== Segment start ==

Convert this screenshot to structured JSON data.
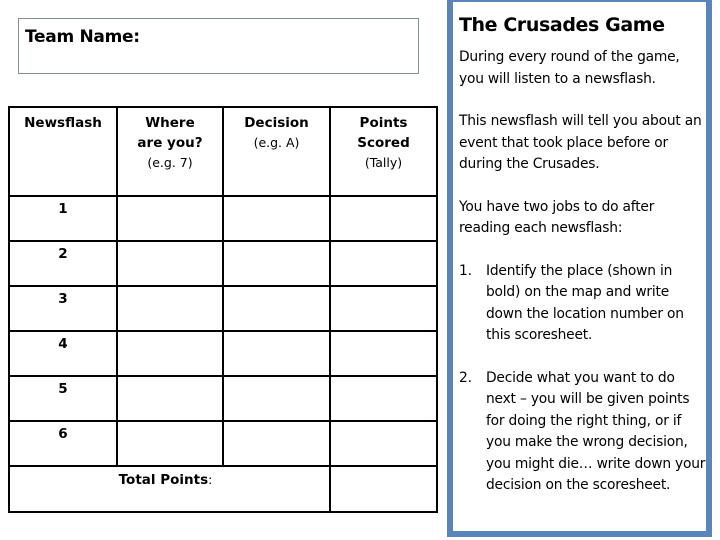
{
  "team": {
    "label": "Team Name:",
    "value": ""
  },
  "table": {
    "headers": [
      {
        "main": "Newsflash",
        "sub": ""
      },
      {
        "main": "Where are you?",
        "sub": "(e.g. 7)"
      },
      {
        "main": "Decision",
        "sub": "(e.g. A)"
      },
      {
        "main": "Points Scored",
        "sub": "(Tally)"
      }
    ],
    "rows": [
      {
        "num": "1",
        "where": "",
        "decision": "",
        "points": ""
      },
      {
        "num": "2",
        "where": "",
        "decision": "",
        "points": ""
      },
      {
        "num": "3",
        "where": "",
        "decision": "",
        "points": ""
      },
      {
        "num": "4",
        "where": "",
        "decision": "",
        "points": ""
      },
      {
        "num": "5",
        "where": "",
        "decision": "",
        "points": ""
      },
      {
        "num": "6",
        "where": "",
        "decision": "",
        "points": ""
      }
    ],
    "total_label": "Total Points",
    "total_colon": ":",
    "total_value": ""
  },
  "panel": {
    "title": "The Crusades Game",
    "paragraphs": [
      "During every round of the game, you will listen to a newsflash.",
      "This newsflash will tell you about an event that took place before or during the Crusades.",
      "You have two jobs to do after reading each newsflash:"
    ],
    "steps": [
      {
        "marker": "1.",
        "text": "Identify the place (shown in bold) on the map and write down the location number on this scoresheet."
      },
      {
        "marker": "2.",
        "text": "Decide what you want to do next – you will be given points for doing the right thing, or if you make the wrong decision, you might die… write down your decision on the scoresheet."
      }
    ],
    "border_color": "#5b85ba"
  }
}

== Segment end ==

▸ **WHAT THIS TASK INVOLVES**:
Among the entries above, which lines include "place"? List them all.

▸ **RESPONSE TO THIS EXERCISE**:
      "This newsflash will tell you about an event that took place before or during the Crusades.",
        "text": "Identify the place (shown in bold) on the map and write down the location number on this scoresheet."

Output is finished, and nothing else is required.